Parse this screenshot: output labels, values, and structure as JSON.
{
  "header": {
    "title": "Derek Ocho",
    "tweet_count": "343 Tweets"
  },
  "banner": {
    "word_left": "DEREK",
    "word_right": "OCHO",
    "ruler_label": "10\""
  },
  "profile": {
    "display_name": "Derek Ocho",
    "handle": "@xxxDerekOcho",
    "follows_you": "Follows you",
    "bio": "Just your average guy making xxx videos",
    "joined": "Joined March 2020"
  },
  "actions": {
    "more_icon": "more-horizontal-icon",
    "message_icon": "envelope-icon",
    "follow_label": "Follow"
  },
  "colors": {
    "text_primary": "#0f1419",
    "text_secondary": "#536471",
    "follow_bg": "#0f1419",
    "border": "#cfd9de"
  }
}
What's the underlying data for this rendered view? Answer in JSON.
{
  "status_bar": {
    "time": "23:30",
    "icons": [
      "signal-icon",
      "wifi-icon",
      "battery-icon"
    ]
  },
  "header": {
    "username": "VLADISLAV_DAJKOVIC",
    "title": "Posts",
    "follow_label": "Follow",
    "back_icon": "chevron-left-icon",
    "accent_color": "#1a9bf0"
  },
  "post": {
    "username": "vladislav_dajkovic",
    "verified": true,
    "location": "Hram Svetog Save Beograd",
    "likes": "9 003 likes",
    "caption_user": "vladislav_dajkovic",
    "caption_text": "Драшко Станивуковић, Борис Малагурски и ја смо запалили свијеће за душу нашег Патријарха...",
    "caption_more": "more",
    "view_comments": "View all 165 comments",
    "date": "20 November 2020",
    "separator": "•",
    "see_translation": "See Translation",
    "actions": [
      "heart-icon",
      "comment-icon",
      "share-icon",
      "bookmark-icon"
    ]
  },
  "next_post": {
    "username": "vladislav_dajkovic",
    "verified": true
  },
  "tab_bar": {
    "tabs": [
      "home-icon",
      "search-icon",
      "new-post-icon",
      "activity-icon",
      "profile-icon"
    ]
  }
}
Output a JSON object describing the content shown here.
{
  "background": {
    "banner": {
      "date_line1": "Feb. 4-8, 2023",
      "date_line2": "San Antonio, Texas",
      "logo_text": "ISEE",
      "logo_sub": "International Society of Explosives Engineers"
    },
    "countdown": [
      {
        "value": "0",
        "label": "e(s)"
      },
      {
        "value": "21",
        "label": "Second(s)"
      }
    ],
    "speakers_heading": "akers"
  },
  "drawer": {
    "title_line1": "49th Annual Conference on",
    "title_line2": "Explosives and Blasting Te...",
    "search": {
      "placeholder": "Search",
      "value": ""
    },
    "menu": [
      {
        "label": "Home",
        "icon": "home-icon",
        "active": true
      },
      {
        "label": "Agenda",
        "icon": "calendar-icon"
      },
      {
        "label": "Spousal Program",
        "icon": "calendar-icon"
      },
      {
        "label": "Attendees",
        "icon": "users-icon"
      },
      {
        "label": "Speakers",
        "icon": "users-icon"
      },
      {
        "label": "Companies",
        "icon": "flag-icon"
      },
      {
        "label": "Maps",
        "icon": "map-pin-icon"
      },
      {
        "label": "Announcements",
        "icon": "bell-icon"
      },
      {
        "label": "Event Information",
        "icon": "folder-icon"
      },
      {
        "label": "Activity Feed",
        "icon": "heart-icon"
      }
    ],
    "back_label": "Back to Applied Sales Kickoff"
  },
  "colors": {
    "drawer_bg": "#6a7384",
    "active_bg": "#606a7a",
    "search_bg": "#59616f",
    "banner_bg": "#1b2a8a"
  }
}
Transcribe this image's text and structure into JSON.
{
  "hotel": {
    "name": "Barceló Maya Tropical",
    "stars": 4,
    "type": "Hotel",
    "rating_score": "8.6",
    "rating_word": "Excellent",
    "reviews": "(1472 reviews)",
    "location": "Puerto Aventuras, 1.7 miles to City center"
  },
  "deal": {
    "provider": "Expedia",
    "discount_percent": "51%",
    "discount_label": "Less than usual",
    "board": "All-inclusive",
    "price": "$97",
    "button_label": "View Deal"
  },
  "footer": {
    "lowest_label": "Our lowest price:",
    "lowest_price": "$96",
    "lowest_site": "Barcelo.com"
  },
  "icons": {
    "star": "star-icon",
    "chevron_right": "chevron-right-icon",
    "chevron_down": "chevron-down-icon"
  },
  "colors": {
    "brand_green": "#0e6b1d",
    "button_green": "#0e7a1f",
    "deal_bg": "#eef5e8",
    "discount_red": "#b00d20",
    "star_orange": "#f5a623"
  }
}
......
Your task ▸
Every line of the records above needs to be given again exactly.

Reply to the exercise ▸
Parse this screenshot: output labels, values, and structure as JSON.
{
  "header": {
    "title": "Derek Ocho",
    "tweet_count": "343 Tweets"
  },
  "banner": {
    "word_left": "DEREK",
    "word_right": "OCHO",
    "ruler_label": "10\""
  },
  "profile": {
    "display_name": "Derek Ocho",
    "handle": "@xxxDerekOcho",
    "follows_you": "Follows you",
    "bio": "Just your average guy making xxx videos",
    "joined": "Joined March 2020"
  },
  "actions": {
    "more_icon": "more-horizontal-icon",
    "message_icon": "envelope-icon",
    "follow_label": "Follow"
  },
  "colors": {
    "text_primary": "#0f1419",
    "text_secondary": "#536471",
    "follow_bg": "#0f1419",
    "border": "#cfd9de"
  }
}
What's the underlying data for this rendered view? Answer in JSON.
{
  "status_bar": {
    "time": "23:30",
    "icons": [
      "signal-icon",
      "wifi-icon",
      "battery-icon"
    ]
  },
  "header": {
    "username": "VLADISLAV_DAJKOVIC",
    "title": "Posts",
    "follow_label": "Follow",
    "back_icon": "chevron-left-icon",
    "accent_color": "#1a9bf0"
  },
  "post": {
    "username": "vladislav_dajkovic",
    "verified": true,
    "location": "Hram Svetog Save Beograd",
    "likes": "9 003 likes",
    "caption_user": "vladislav_dajkovic",
    "caption_text": "Драшко Станивуковић, Борис Малагурски и ја смо запалили свијеће за душу нашег Патријарха...",
    "caption_more": "more",
    "view_comments": "View all 165 comments",
    "date": "20 November 2020",
    "separator": "•",
    "see_translation": "See Translation",
    "actions": [
      "heart-icon",
      "comment-icon",
      "share-icon",
      "bookmark-icon"
    ]
  },
  "next_post": {
    "username": "vladislav_dajkovic",
    "verified": true
  },
  "tab_bar": {
    "tabs": [
      "home-icon",
      "search-icon",
      "new-post-icon",
      "activity-icon",
      "profile-icon"
    ]
  }
}
Output a JSON object describing the content shown here.
{
  "background": {
    "banner": {
      "date_line1": "Feb. 4-8, 2023",
      "date_line2": "San Antonio, Texas",
      "logo_text": "ISEE",
      "logo_sub": "International Society of Explosives Engineers"
    },
    "countdown": [
      {
        "value": "0",
        "label": "e(s)"
      },
      {
        "value": "21",
        "label": "Second(s)"
      }
    ],
    "speakers_heading": "akers"
  },
  "drawer": {
    "title_line1": "49th Annual Conference on",
    "title_line2": "Explosives and Blasting Te...",
    "search": {
      "placeholder": "Search",
      "value": ""
    },
    "menu": [
      {
        "label": "Home",
        "icon": "home-icon",
        "active": true
      },
      {
        "label": "Agenda",
        "icon": "calendar-icon"
      },
      {
        "label": "Spousal Program",
        "icon": "calendar-icon"
      },
      {
        "label": "Attendees",
        "icon": "users-icon"
      },
      {
        "label": "Speakers",
        "icon": "users-icon"
      },
      {
        "label": "Companies",
        "icon": "flag-icon"
      },
      {
        "label": "Maps",
        "icon": "map-pin-icon"
      },
      {
        "label": "Announcements",
        "icon": "bell-icon"
      },
      {
        "label": "Event Information",
        "icon": "folder-icon"
      },
      {
        "label": "Activity Feed",
        "icon": "heart-icon"
      }
    ],
    "back_label": "Back to Applied Sales Kickoff"
  },
  "colors": {
    "drawer_bg": "#6a7384",
    "active_bg": "#606a7a",
    "search_bg": "#59616f",
    "banner_bg": "#1b2a8a"
  }
}
Transcribe this image's text and structure into JSON.
{
  "hotel": {
    "name": "Barceló Maya Tropical",
    "stars": 4,
    "type": "Hotel",
    "rating_score": "8.6",
    "rating_word": "Excellent",
    "reviews": "(1472 reviews)",
    "location": "Puerto Aventuras, 1.7 miles to City center"
  },
  "deal": {
    "provider": "Expedia",
    "discount_percent": "51%",
    "discount_label": "Less than usual",
    "board": "All-inclusive",
    "price": "$97",
    "button_label": "View Deal"
  },
  "footer": {
    "lowest_label": "Our lowest price:",
    "lowest_price": "$96",
    "lowest_site": "Barcelo.com"
  },
  "icons": {
    "star": "star-icon",
    "chevron_right": "chevron-right-icon",
    "chevron_down": "chevron-down-icon"
  },
  "colors": {
    "brand_green": "#0e6b1d",
    "button_green": "#0e7a1f",
    "deal_bg": "#eef5e8",
    "discount_red": "#b00d20",
    "star_orange": "#f5a623"
  }
}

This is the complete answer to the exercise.